▶ **Task to carry out**
Scan the records below, and wherever a line has the word "JSON", pull it out.

▼

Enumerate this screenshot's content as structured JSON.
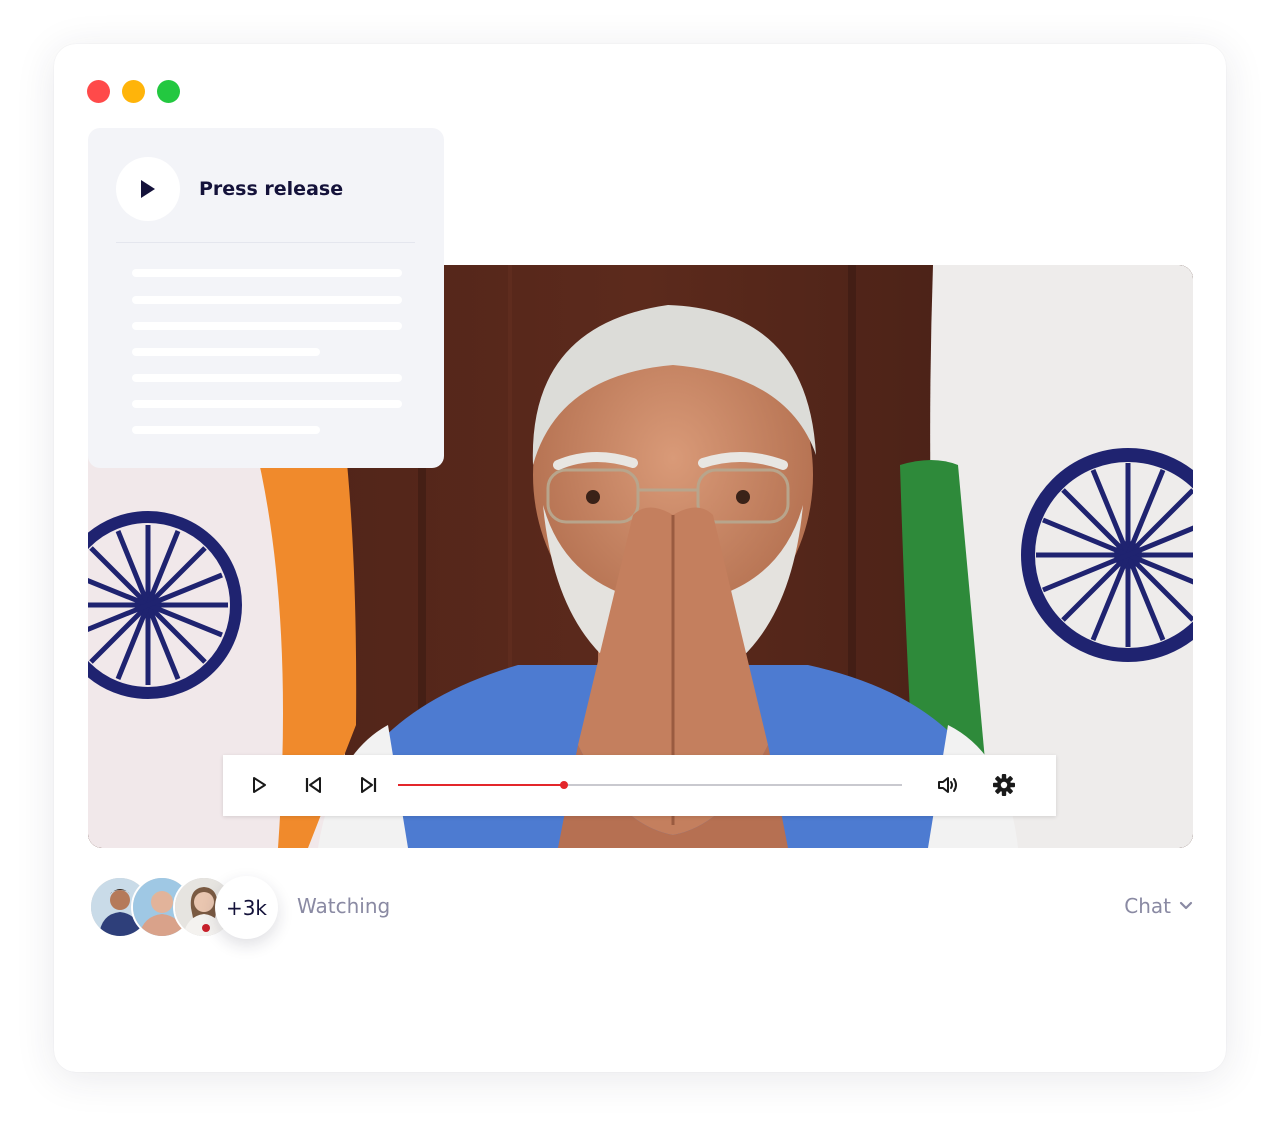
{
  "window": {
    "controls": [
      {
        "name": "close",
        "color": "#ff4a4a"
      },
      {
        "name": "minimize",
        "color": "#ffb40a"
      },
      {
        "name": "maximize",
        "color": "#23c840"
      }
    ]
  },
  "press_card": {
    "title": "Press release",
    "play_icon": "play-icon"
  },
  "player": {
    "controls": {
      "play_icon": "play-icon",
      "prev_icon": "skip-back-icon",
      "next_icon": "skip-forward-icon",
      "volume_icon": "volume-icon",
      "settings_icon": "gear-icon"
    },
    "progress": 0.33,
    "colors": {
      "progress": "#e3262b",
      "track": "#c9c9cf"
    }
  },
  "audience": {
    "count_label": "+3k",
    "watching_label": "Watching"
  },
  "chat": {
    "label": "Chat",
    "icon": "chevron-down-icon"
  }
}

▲
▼

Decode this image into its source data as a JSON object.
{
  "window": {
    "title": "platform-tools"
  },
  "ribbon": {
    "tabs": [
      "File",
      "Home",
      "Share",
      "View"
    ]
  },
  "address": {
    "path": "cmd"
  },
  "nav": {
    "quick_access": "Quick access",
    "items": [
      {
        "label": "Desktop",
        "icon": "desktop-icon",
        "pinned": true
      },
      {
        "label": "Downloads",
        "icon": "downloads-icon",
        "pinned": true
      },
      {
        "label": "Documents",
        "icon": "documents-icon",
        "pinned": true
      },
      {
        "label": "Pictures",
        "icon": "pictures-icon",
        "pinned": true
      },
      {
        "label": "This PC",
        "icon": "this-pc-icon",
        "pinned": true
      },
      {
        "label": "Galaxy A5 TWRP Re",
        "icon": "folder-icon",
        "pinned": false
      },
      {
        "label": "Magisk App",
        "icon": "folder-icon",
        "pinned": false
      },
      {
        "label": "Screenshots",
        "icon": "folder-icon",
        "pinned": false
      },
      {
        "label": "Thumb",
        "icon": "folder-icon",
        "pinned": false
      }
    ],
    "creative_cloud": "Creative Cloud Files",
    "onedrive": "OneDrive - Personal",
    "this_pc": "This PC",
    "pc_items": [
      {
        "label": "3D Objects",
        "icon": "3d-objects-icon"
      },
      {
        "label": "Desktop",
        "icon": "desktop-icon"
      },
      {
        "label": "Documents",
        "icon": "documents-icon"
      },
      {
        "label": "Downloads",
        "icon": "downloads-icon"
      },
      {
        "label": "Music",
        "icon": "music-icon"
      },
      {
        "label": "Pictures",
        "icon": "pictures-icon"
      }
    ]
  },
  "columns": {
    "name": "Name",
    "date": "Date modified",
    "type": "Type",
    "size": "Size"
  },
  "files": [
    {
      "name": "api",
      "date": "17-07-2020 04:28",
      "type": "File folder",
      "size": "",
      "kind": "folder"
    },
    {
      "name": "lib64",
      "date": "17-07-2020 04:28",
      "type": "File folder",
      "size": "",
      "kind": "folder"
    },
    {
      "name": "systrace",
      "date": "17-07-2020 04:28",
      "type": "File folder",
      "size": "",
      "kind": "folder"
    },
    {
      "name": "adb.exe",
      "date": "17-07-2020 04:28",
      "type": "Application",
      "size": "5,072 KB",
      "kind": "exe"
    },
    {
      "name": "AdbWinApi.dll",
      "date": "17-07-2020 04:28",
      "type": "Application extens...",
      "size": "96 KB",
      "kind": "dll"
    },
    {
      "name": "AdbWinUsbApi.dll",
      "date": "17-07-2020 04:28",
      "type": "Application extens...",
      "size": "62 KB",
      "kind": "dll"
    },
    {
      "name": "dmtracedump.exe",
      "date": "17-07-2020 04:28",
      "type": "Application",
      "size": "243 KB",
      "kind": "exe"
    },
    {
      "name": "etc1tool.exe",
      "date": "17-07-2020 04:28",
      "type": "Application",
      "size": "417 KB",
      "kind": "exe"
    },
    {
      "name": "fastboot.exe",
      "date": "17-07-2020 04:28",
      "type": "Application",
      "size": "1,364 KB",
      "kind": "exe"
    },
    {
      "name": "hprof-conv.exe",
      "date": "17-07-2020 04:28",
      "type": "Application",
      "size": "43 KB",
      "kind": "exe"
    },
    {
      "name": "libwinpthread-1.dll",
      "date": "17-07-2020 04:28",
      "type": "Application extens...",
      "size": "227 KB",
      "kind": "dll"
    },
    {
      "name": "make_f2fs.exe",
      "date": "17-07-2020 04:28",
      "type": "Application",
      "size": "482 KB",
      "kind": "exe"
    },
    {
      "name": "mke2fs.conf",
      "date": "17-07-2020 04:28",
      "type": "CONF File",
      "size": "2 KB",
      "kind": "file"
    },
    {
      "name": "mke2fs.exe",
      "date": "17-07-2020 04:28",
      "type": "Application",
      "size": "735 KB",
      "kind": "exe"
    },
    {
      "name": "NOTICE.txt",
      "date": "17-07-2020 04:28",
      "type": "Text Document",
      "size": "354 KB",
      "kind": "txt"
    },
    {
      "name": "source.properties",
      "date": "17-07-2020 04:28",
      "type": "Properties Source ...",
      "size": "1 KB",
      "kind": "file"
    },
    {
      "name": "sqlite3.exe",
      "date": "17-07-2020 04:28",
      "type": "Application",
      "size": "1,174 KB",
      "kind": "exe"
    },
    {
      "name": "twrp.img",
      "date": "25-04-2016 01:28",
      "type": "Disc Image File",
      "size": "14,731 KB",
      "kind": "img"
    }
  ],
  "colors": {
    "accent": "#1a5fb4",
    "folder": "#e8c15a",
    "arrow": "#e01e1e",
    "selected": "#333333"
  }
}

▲

▶ **Output of the exercise**
Enumerate this screenshot's content as structured JSON.
Decode this image into its source data as a JSON object.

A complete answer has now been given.